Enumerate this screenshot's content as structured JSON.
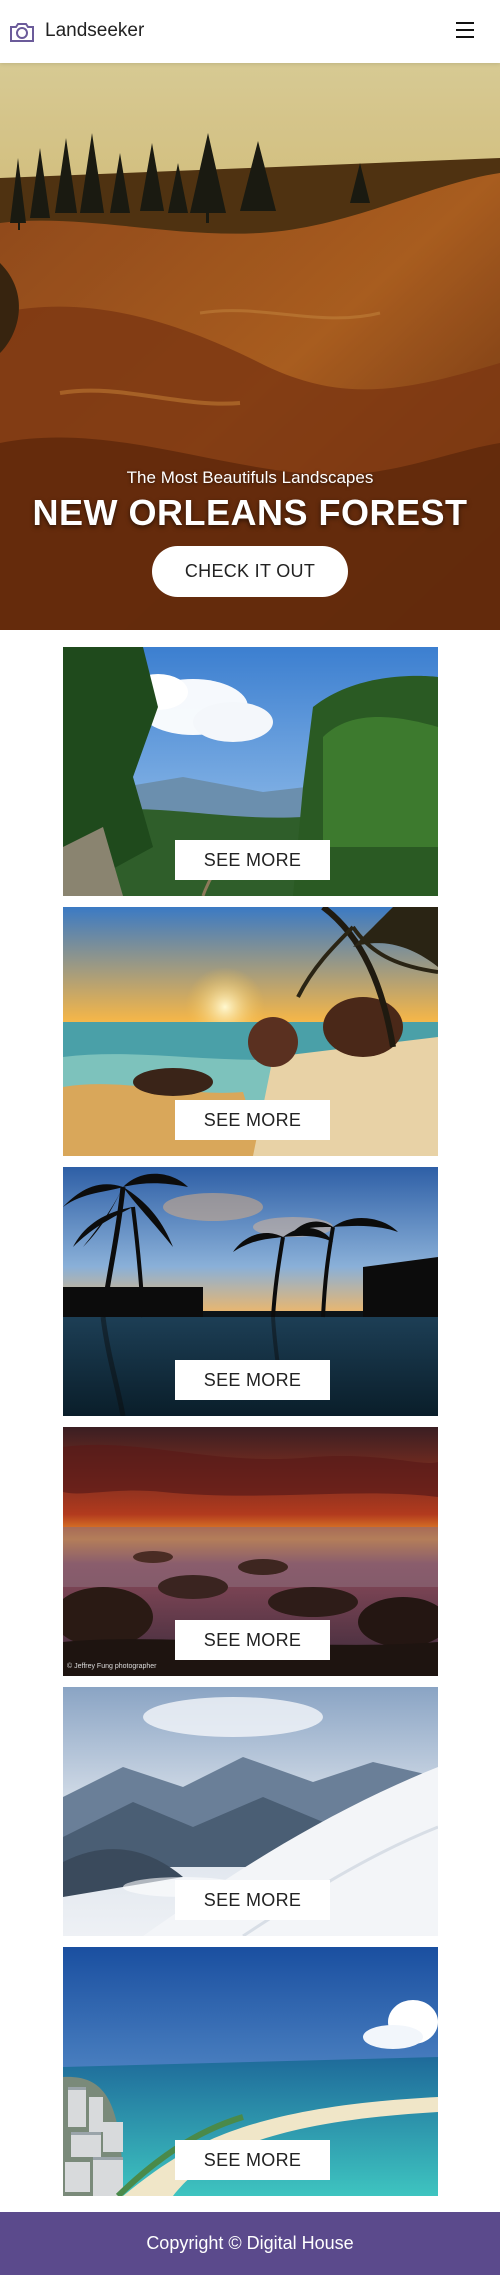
{
  "header": {
    "brand": "Landseeker",
    "logo_icon": "camera-icon",
    "menu_icon": "hamburger-menu-icon"
  },
  "hero": {
    "subtitle": "The Most Beautifuls Landscapes",
    "title": "NEW ORLEANS FOREST",
    "button_label": "CHECK IT OUT"
  },
  "cards": [
    {
      "scene": "green-mountain-valley",
      "button_label": "SEE MORE"
    },
    {
      "scene": "tropical-beach-sunset",
      "button_label": "SEE MORE"
    },
    {
      "scene": "palm-trees-pool-sunset",
      "button_label": "SEE MORE"
    },
    {
      "scene": "rocky-shore-sunset",
      "button_label": "SEE MORE",
      "watermark": "© Jeffrey Fung photographer"
    },
    {
      "scene": "snowy-mountains",
      "button_label": "SEE MORE"
    },
    {
      "scene": "coastal-city-beach",
      "button_label": "SEE MORE"
    }
  ],
  "footer": {
    "text": "Copyright © Digital House"
  },
  "colors": {
    "footer_bg": "#5b4a8c",
    "logo_accent": "#6b5b9a"
  }
}
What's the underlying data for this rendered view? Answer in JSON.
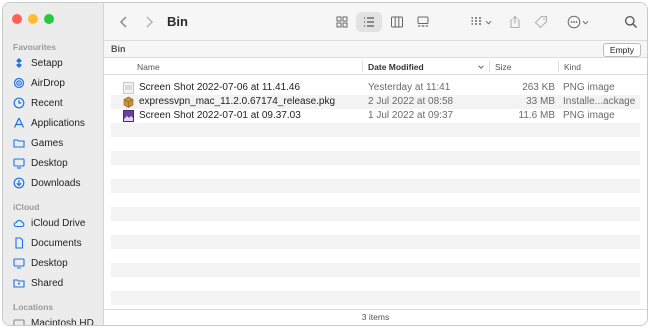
{
  "window": {
    "title": "Bin"
  },
  "colors": {
    "close": "#fe5f57",
    "minimize": "#febc2e",
    "zoom": "#28c840",
    "accent": "#1a73e8"
  },
  "sidebar": {
    "sections": [
      {
        "title": "Favourites",
        "items": [
          {
            "label": "Setapp",
            "icon": "setapp-icon"
          },
          {
            "label": "AirDrop",
            "icon": "airdrop-icon"
          },
          {
            "label": "Recent",
            "icon": "clock-icon"
          },
          {
            "label": "Applications",
            "icon": "applications-icon"
          },
          {
            "label": "Games",
            "icon": "folder-icon"
          },
          {
            "label": "Desktop",
            "icon": "desktop-icon"
          },
          {
            "label": "Downloads",
            "icon": "downloads-icon"
          }
        ]
      },
      {
        "title": "iCloud",
        "items": [
          {
            "label": "iCloud Drive",
            "icon": "cloud-icon"
          },
          {
            "label": "Documents",
            "icon": "document-icon"
          },
          {
            "label": "Desktop",
            "icon": "desktop-icon"
          },
          {
            "label": "Shared",
            "icon": "shared-folder-icon"
          }
        ]
      },
      {
        "title": "Locations",
        "items": [
          {
            "label": "Macintosh HD",
            "icon": "disk-icon"
          }
        ]
      }
    ]
  },
  "pathbar": {
    "path": "Bin",
    "empty_label": "Empty"
  },
  "columns": {
    "name": "Name",
    "date": "Date Modified",
    "size": "Size",
    "kind": "Kind"
  },
  "files": [
    {
      "name": "Screen Shot 2022-07-06 at 11.41.46",
      "date": "Yesterday at 11:41",
      "size": "263 KB",
      "kind": "PNG image",
      "icon": "image-file-icon"
    },
    {
      "name": "expressvpn_mac_11.2.0.67174_release.pkg",
      "date": "2 Jul 2022 at 08:58",
      "size": "33 MB",
      "kind": "Installe...ackage",
      "icon": "package-icon"
    },
    {
      "name": "Screen Shot 2022-07-01 at 09.37.03",
      "date": "1 Jul 2022 at 09:37",
      "size": "11.6 MB",
      "kind": "PNG image",
      "icon": "image-file-icon"
    }
  ],
  "status": {
    "count": "3 items"
  }
}
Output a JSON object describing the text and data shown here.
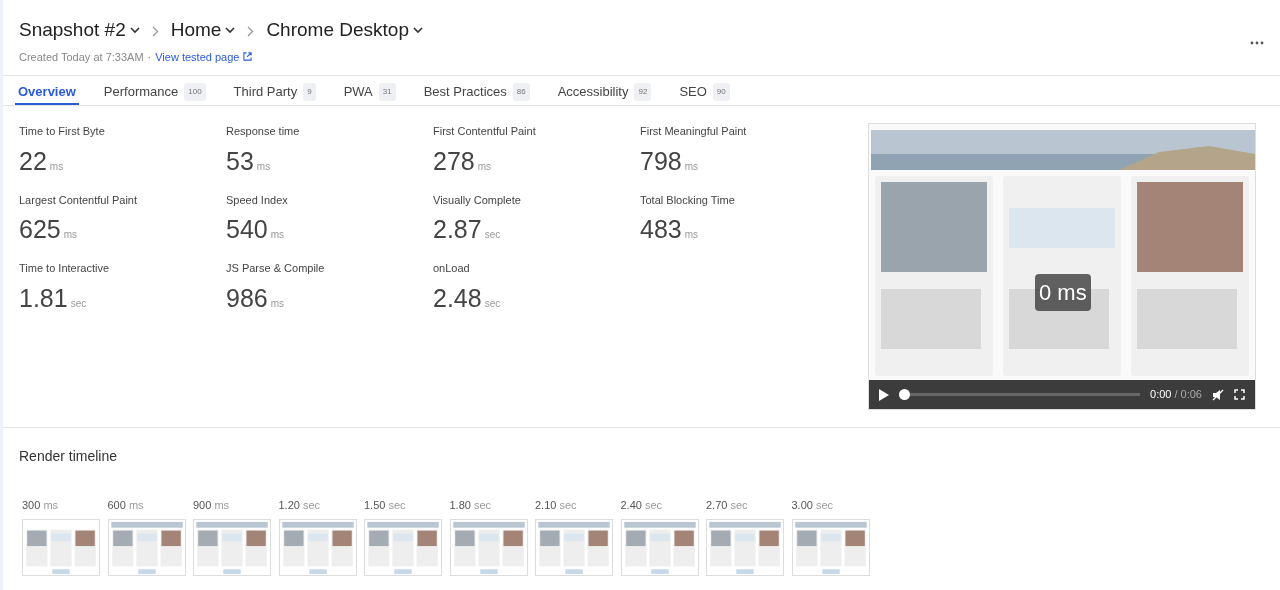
{
  "breadcrumbs": [
    {
      "label": "Snapshot #2"
    },
    {
      "label": "Home"
    },
    {
      "label": "Chrome Desktop"
    }
  ],
  "created": "Created Today at 7:33AM",
  "separator": "·",
  "link": "View tested page",
  "tabs": [
    {
      "label": "Overview",
      "selected": true
    },
    {
      "label": "Performance",
      "badge": "100",
      "selected": false
    },
    {
      "label": "Third Party",
      "badge": "9",
      "selected": false
    },
    {
      "label": "PWA",
      "badge": "31",
      "selected": false
    },
    {
      "label": "Best Practices",
      "badge": "86",
      "selected": false
    },
    {
      "label": "Accessibility",
      "badge": "92",
      "selected": false
    },
    {
      "label": "SEO",
      "badge": "90",
      "selected": false
    }
  ],
  "metrics": [
    {
      "label": "Time to First Byte",
      "value": "22",
      "unit": "ms"
    },
    {
      "label": "Response time",
      "value": "53",
      "unit": "ms"
    },
    {
      "label": "First Contentful Paint",
      "value": "278",
      "unit": "ms"
    },
    {
      "label": "First Meaningful Paint",
      "value": "798",
      "unit": "ms"
    },
    {
      "label": "Largest Contentful Paint",
      "value": "625",
      "unit": "ms"
    },
    {
      "label": "Speed Index",
      "value": "540",
      "unit": "ms"
    },
    {
      "label": "Visually Complete",
      "value": "2.87",
      "unit": "sec"
    },
    {
      "label": "Total Blocking Time",
      "value": "483",
      "unit": "ms"
    },
    {
      "label": "Time to Interactive",
      "value": "1.81",
      "unit": "sec"
    },
    {
      "label": "JS Parse & Compile",
      "value": "986",
      "unit": "ms"
    },
    {
      "label": "onLoad",
      "value": "2.48",
      "unit": "sec"
    }
  ],
  "video": {
    "overlay": "0 ms",
    "progress": {
      "level": 0
    },
    "current": "0:00",
    "duration": "/ 0:06"
  },
  "render_timeline": {
    "title": "Render timeline",
    "frames": [
      {
        "time": "300",
        "unit": "ms"
      },
      {
        "time": "600",
        "unit": "ms"
      },
      {
        "time": "900",
        "unit": "ms"
      },
      {
        "time": "1.20",
        "unit": "sec"
      },
      {
        "time": "1.50",
        "unit": "sec"
      },
      {
        "time": "1.80",
        "unit": "sec"
      },
      {
        "time": "2.10",
        "unit": "sec"
      },
      {
        "time": "2.40",
        "unit": "sec"
      },
      {
        "time": "2.70",
        "unit": "sec"
      },
      {
        "time": "3.00",
        "unit": "sec"
      }
    ]
  }
}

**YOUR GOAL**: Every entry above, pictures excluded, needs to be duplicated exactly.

**WRITTEN RESPONSE**:
Enumerate this screenshot's content as structured JSON.
{
  "header": {
    "brand": "Landseeker",
    "logo_icon": "camera-icon",
    "menu_icon": "hamburger-menu-icon"
  },
  "hero": {
    "subtitle": "The Most Beautifuls Landscapes",
    "title": "NEW ORLEANS FOREST",
    "button_label": "CHECK IT OUT"
  },
  "cards": [
    {
      "scene": "green-mountain-valley",
      "button_label": "SEE MORE"
    },
    {
      "scene": "tropical-beach-sunset",
      "button_label": "SEE MORE"
    },
    {
      "scene": "palm-trees-pool-sunset",
      "button_label": "SEE MORE"
    },
    {
      "scene": "rocky-shore-sunset",
      "button_label": "SEE MORE",
      "watermark": "© Jeffrey Fung photographer"
    },
    {
      "scene": "snowy-mountains",
      "button_label": "SEE MORE"
    },
    {
      "scene": "coastal-city-beach",
      "button_label": "SEE MORE"
    }
  ],
  "footer": {
    "text": "Copyright © Digital House"
  },
  "colors": {
    "footer_bg": "#5b4a8c",
    "logo_accent": "#6b5b9a"
  }
}
What's the underlying data for this rendered view? Answer in JSON.
{
  "window": {
    "title": "Bin"
  },
  "colors": {
    "close": "#fe5f57",
    "minimize": "#febc2e",
    "zoom": "#28c840",
    "accent": "#1a73e8"
  },
  "sidebar": {
    "sections": [
      {
        "title": "Favourites",
        "items": [
          {
            "label": "Setapp",
            "icon": "setapp-icon"
          },
          {
            "label": "AirDrop",
            "icon": "airdrop-icon"
          },
          {
            "label": "Recent",
            "icon": "clock-icon"
          },
          {
            "label": "Applications",
            "icon": "applications-icon"
          },
          {
            "label": "Games",
            "icon": "folder-icon"
          },
          {
            "label": "Desktop",
            "icon": "desktop-icon"
          },
          {
            "label": "Downloads",
            "icon": "downloads-icon"
          }
        ]
      },
      {
        "title": "iCloud",
        "items": [
          {
            "label": "iCloud Drive",
            "icon": "cloud-icon"
          },
          {
            "label": "Documents",
            "icon": "document-icon"
          },
          {
            "label": "Desktop",
            "icon": "desktop-icon"
          },
          {
            "label": "Shared",
            "icon": "shared-folder-icon"
          }
        ]
      },
      {
        "title": "Locations",
        "items": [
          {
            "label": "Macintosh HD",
            "icon": "disk-icon"
          }
        ]
      }
    ]
  },
  "pathbar": {
    "path": "Bin",
    "empty_label": "Empty"
  },
  "columns": {
    "name": "Name",
    "date": "Date Modified",
    "size": "Size",
    "kind": "Kind"
  },
  "files": [
    {
      "name": "Screen Shot 2022-07-06 at 11.41.46",
      "date": "Yesterday at 11:41",
      "size": "263 KB",
      "kind": "PNG image",
      "icon": "image-file-icon"
    },
    {
      "name": "expressvpn_mac_11.2.0.67174_release.pkg",
      "date": "2 Jul 2022 at 08:58",
      "size": "33 MB",
      "kind": "Installe...ackage",
      "icon": "package-icon"
    },
    {
      "name": "Screen Shot 2022-07-01 at 09.37.03",
      "date": "1 Jul 2022 at 09:37",
      "size": "11.6 MB",
      "kind": "PNG image",
      "icon": "image-file-icon"
    }
  ],
  "status": {
    "count": "3 items"
  }
}
Output a JSON object describing the text and data shown here.
{
  "breadcrumbs": [
    {
      "label": "Snapshot #2"
    },
    {
      "label": "Home"
    },
    {
      "label": "Chrome Desktop"
    }
  ],
  "created": "Created Today at 7:33AM",
  "separator": "·",
  "link": "View tested page",
  "tabs": [
    {
      "label": "Overview",
      "selected": true
    },
    {
      "label": "Performance",
      "badge": "100",
      "selected": false
    },
    {
      "label": "Third Party",
      "badge": "9",
      "selected": false
    },
    {
      "label": "PWA",
      "badge": "31",
      "selected": false
    },
    {
      "label": "Best Practices",
      "badge": "86",
      "selected": false
    },
    {
      "label": "Accessibility",
      "badge": "92",
      "selected": false
    },
    {
      "label": "SEO",
      "badge": "90",
      "selected": false
    }
  ],
  "metrics": [
    {
      "label": "Time to First Byte",
      "value": "22",
      "unit": "ms"
    },
    {
      "label": "Response time",
      "value": "53",
      "unit": "ms"
    },
    {
      "label": "First Contentful Paint",
      "value": "278",
      "unit": "ms"
    },
    {
      "label": "First Meaningful Paint",
      "value": "798",
      "unit": "ms"
    },
    {
      "label": "Largest Contentful Paint",
      "value": "625",
      "unit": "ms"
    },
    {
      "label": "Speed Index",
      "value": "540",
      "unit": "ms"
    },
    {
      "label": "Visually Complete",
      "value": "2.87",
      "unit": "sec"
    },
    {
      "label": "Total Blocking Time",
      "value": "483",
      "unit": "ms"
    },
    {
      "label": "Time to Interactive",
      "value": "1.81",
      "unit": "sec"
    },
    {
      "label": "JS Parse & Compile",
      "value": "986",
      "unit": "ms"
    },
    {
      "label": "onLoad",
      "value": "2.48",
      "unit": "sec"
    }
  ],
  "video": {
    "overlay": "0 ms",
    "progress": {
      "level": 0
    },
    "current": "0:00",
    "duration": "/ 0:06"
  },
  "render_timeline": {
    "title": "Render timeline",
    "frames": [
      {
        "time": "300",
        "unit": "ms"
      },
      {
        "time": "600",
        "unit": "ms"
      },
      {
        "time": "900",
        "unit": "ms"
      },
      {
        "time": "1.20",
        "unit": "sec"
      },
      {
        "time": "1.50",
        "unit": "sec"
      },
      {
        "time": "1.80",
        "unit": "sec"
      },
      {
        "time": "2.10",
        "unit": "sec"
      },
      {
        "time": "2.40",
        "unit": "sec"
      },
      {
        "time": "2.70",
        "unit": "sec"
      },
      {
        "time": "3.00",
        "unit": "sec"
      }
    ]
  }
}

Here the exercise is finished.